It was just reported in the news that the two alleged gunmen in the Charlie Hebdo massacre have been killed by police, after a standoff with a hostage in a printing shop. The hostage has survived, but three others were killed in another hostage-taking at a kosher market; all of the gunmen have gone to what they believe, at some level, to be their reward, 72 virgins and an eternal, sensual paradise. They are in for a rather rude awakening when they come face-to-face with the one true God, Who I hope is more merciful than their own version of ‘Allah’, and certainly more merciful than they were to the cartoonists and other victims.
On the CBC over noon hour, there was a debate over whether or not news outlets and magazines should display the Muhammed cartoons. As readers may know, images of ‘the Prophet’ are forbidden, not just to Muslims, but to anyone, according to Islamic law and tradition. Violations of this proscription are made worse when the images make fun of the founder of Islam, especially with biting and often crass French humour.
A number of callers argued that we should not deliberately offend others, especially their religion. Other said that we should avoid ‘offense’ when the penalty is being the victim of one or another form of murderous jihad. That was, apparently, the opinion of David Studer, CBC’s ‘director of Journalistic Standards and Practices’ (whose image, thankfully or not, can be shown), claiming that his decision was not based on censorship, but on ‘respect’. Hmm. That is curious coming from the CBC, which has declined to show such ‘respect’ for, say, Christianity over the years in any number of articles and shows. A number of Quebec newspapers did print them, along with the National Post.
Is this deliberately provocative? Well, it depends on one’s intent. What is the purpose of printing the cartoons, or doing anything in itself not wrong, but that may ‘offend’ another? If the purpose is simply to give offense, then it may be best to avoid it. This is compounded by the imminent threat of death. Would you walk down the streets of Mecca, wearing a large crucifix and preaching to the Saudis that they must accept Christ and repent? Saint Francis did something like that 800 years ago, but, well, he was Saint Francis, and survived with the good will of the Sultan, taken with the slightly crazy (in a good way! un fou pour le Dieu) guileless figure clad in poor robes who was brought before him.
However, if the purpose is to demonstrate that one will not be cowed into submission, or, more to the point, to teach others the truth, well, a stand sometimes has to be made. I am not sure of the motivation of the cartoonists at Charlie Hebdo; probably, it was a mixture of many, but poking self-important figures in the eye seemed to be their specialty.

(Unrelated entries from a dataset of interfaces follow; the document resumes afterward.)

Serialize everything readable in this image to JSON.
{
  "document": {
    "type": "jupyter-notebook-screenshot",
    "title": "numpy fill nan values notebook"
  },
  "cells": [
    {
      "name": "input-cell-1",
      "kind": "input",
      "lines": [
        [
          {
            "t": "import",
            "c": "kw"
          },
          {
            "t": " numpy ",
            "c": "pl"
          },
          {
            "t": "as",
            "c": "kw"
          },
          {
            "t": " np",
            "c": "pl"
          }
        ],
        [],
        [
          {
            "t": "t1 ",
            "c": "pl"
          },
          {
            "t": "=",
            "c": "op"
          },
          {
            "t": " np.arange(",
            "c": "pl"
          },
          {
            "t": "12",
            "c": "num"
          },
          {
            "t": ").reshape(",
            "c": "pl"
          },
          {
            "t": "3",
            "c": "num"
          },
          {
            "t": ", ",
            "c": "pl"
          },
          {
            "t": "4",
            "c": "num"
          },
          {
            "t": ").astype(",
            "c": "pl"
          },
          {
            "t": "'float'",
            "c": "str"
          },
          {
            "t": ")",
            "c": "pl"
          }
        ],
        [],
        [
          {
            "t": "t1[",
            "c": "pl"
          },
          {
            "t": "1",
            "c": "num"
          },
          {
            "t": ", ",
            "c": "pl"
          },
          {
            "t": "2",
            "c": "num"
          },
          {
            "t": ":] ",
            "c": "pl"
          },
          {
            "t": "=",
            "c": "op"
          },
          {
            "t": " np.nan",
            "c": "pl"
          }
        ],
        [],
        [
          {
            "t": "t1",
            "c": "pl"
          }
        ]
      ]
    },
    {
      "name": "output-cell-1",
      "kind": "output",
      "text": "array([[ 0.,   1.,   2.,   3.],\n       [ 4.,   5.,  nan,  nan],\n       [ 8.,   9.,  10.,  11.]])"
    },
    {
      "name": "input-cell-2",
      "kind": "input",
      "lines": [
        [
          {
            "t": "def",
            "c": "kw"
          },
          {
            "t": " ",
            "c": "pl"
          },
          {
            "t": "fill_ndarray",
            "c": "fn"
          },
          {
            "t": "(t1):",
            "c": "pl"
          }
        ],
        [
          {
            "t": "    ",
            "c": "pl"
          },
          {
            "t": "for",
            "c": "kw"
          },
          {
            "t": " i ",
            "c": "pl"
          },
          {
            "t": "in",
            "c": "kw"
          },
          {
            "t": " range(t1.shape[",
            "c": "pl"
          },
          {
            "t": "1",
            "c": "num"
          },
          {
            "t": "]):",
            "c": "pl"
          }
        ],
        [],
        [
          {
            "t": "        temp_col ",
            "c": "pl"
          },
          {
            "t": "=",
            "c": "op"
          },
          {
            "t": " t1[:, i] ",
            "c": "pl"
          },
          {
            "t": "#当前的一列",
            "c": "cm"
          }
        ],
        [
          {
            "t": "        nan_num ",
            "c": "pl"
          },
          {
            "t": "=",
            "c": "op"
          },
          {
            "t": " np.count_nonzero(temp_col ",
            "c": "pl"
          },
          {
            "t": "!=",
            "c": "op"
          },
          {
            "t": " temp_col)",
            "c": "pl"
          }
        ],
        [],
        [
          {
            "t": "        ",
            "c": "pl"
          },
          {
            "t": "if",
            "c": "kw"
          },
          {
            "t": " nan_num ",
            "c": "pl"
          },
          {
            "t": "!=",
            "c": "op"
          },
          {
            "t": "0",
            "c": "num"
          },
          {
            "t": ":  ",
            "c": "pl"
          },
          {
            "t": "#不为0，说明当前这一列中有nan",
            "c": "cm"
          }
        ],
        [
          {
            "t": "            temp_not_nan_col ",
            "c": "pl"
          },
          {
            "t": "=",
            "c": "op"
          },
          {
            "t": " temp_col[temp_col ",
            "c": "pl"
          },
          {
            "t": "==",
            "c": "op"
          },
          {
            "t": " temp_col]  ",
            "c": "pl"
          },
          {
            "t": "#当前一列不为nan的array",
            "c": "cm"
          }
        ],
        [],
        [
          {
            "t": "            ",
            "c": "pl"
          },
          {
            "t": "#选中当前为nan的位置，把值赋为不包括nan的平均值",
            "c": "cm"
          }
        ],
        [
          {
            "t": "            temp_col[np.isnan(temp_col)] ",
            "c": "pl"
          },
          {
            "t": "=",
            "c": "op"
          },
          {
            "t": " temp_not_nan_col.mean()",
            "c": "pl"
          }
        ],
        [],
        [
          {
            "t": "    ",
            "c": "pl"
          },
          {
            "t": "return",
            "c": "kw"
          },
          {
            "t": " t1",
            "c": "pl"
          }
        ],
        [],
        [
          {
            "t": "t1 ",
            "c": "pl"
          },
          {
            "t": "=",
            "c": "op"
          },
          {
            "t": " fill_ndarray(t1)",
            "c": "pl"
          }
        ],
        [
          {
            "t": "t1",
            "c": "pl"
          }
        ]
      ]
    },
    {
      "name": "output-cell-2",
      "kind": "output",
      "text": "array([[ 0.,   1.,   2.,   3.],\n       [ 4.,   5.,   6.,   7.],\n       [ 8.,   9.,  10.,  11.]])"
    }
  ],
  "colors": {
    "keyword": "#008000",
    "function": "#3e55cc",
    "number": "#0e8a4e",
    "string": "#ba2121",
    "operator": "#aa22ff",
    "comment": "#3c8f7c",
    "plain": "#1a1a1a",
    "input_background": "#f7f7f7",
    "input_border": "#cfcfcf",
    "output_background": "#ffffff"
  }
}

Whether right or wrong, such perceived satirical ‘insults’ to religious figures should not be illegal, as one imam is already calling for. We should be permitted to question the actions and motivations of any person, religious or not. Why should the image of Muhammed not be presented? Was he invisible? Would his visible image make him seem too ‘human’? Should we not criticize aspects of his life, his multiple marriages, his allowance of forced conversion, of pillaging and the capture of women and children as the booty of war? Let’s not stop at Islam, but should we not question the polygamous doctrines of Joseph Smith and the Mormons, the weird, alien fantasies of the Scientologists, the witchcraft of Wiccanism, and so on.
Of course, the ideal is to engage in thoughtful and reflective give-and-take discussion, preferably after prayer, then over some single malt Scotch and a cigar (if one’s religion permits, that is). Although satire has its place, and is sometimes an effective way of initially getting the truth across, I would rather Charlie Hebdo had ‘provoked’ Islam in a different, more objectively charitable and rational way. That may not have changed the outcome (see my last post in quoting Pope Benedict), but it may have changed their own dispositions towards the truth, for which we should all strive.
That said, we, in what remains of Christian civilization, should stand in solidarity with what is good in their intent, each in our own way.
For if we do not make a stand in little things, we will never do so in the larger things that radical Islam, or any group overly-sensitive to ‘offence’, may demand.
January 9, 2015